Break the Ice
Break the ice with the witness by initiating a conversation not related to the incident. This teaches them how the interview questions are going to go without telling them but by showing them. People have more confidence in what we do than what we say. To do this, ask an open-ended question (again, a question not related to the incident). Example: “Before we get started, I’m curious, what brought you into this line of work?” Then allow the witness to reply. Use techniques to encourage the witness to tell you as much as possible in answer to this open-ended question. Some techniques you might use are summarizing what the witnesses said, “Oh, your uncle worked at the plant until retiring last year, and told you about an opening. How is he enjoying retirement?” Or use echo-probing. Echo-probing is simply taking the last few words a witness said and repeating them back in question form. Witness: “My uncle referred me to the position. He retired last year.” You: “Retired last year?” Pause and allow time for response. It might feel uncomfortable to pause for a few seconds on the phone, but it encourages the other party to talk and fill in the silence. When you take the time to listen actively, you are teaching the interviewee an important lesson. That lesson is that the witness will expect you to pause and listen attentively during the interview because you did it at the beginning of the call. In this way, the witness will relax into the interview more and won’t be concerned with this style of questioning about the incident (open-ended questions, summarizing, paraphrasing and frequent pauses).

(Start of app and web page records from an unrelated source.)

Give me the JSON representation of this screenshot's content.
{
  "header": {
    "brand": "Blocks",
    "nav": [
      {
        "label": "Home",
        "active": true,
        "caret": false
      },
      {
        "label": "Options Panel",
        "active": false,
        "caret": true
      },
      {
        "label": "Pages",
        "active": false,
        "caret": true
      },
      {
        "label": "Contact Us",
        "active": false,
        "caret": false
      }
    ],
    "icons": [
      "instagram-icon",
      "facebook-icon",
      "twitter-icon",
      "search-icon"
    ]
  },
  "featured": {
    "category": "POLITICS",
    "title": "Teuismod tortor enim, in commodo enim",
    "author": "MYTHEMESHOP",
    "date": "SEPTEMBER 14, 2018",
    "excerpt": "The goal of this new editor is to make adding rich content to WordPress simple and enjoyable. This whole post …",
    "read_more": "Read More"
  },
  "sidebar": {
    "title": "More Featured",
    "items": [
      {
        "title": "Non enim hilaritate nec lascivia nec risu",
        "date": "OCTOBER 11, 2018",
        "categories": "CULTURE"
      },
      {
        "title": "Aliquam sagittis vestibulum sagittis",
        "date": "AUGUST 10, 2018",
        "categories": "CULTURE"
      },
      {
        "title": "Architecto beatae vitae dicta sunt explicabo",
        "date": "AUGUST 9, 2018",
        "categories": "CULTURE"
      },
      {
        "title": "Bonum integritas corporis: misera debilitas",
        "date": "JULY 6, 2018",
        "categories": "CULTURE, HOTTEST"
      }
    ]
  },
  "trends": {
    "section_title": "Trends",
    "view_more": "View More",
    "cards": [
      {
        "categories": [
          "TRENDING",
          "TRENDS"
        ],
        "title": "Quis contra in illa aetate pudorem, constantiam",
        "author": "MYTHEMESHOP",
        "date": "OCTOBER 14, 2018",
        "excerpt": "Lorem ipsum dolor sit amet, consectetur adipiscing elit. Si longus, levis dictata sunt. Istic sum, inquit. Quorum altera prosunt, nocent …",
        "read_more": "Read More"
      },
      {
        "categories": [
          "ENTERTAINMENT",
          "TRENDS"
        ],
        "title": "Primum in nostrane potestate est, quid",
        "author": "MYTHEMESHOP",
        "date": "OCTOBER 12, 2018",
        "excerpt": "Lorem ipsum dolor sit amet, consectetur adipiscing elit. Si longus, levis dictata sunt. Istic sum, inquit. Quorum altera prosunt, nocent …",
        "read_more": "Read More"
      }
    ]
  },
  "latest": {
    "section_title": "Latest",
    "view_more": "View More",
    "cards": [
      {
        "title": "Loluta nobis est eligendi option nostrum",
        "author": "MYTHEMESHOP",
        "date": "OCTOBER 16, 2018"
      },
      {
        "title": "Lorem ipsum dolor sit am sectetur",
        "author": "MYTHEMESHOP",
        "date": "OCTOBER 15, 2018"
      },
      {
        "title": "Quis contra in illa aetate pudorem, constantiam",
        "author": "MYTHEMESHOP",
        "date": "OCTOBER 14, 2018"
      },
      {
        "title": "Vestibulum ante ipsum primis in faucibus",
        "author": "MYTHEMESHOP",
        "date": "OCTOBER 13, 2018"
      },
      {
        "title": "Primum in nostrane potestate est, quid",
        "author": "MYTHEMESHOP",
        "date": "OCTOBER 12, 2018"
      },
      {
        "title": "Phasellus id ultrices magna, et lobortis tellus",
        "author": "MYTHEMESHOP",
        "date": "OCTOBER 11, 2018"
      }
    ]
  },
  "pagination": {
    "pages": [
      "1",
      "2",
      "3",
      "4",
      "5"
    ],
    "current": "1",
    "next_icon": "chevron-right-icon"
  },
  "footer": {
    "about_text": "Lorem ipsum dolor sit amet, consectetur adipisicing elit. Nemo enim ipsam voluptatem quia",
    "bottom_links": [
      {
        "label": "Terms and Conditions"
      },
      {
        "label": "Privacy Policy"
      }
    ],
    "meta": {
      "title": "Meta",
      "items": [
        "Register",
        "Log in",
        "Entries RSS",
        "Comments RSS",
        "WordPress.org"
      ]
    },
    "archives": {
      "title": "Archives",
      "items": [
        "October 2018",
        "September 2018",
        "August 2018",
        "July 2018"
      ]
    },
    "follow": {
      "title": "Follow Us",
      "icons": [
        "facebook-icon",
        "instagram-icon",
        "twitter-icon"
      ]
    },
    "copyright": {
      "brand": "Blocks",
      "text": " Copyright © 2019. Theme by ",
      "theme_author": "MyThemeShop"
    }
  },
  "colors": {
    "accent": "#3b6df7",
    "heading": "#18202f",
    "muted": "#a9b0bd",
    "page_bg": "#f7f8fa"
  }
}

If you are familiar with the TapRooT® 12-Step Process, you know rapport-building in a phone interview is not so different from an in-person interview with a few adjustments.
Want to Learn the Best Way to Ask Questions About the Incident?
Learn more in my upcoming webinar. We’ll cover setting up the interview, rapport building, asking questions, and post-interview tasks. We also discuss how to decode nonverbal cues. This webinar focuses on in-person interviews but the steps are transferable to a phone interview.
How to Conduct Effective Interviews for Incident Investigations
April 15, 2021
2:00 pm to 3:30 pm EST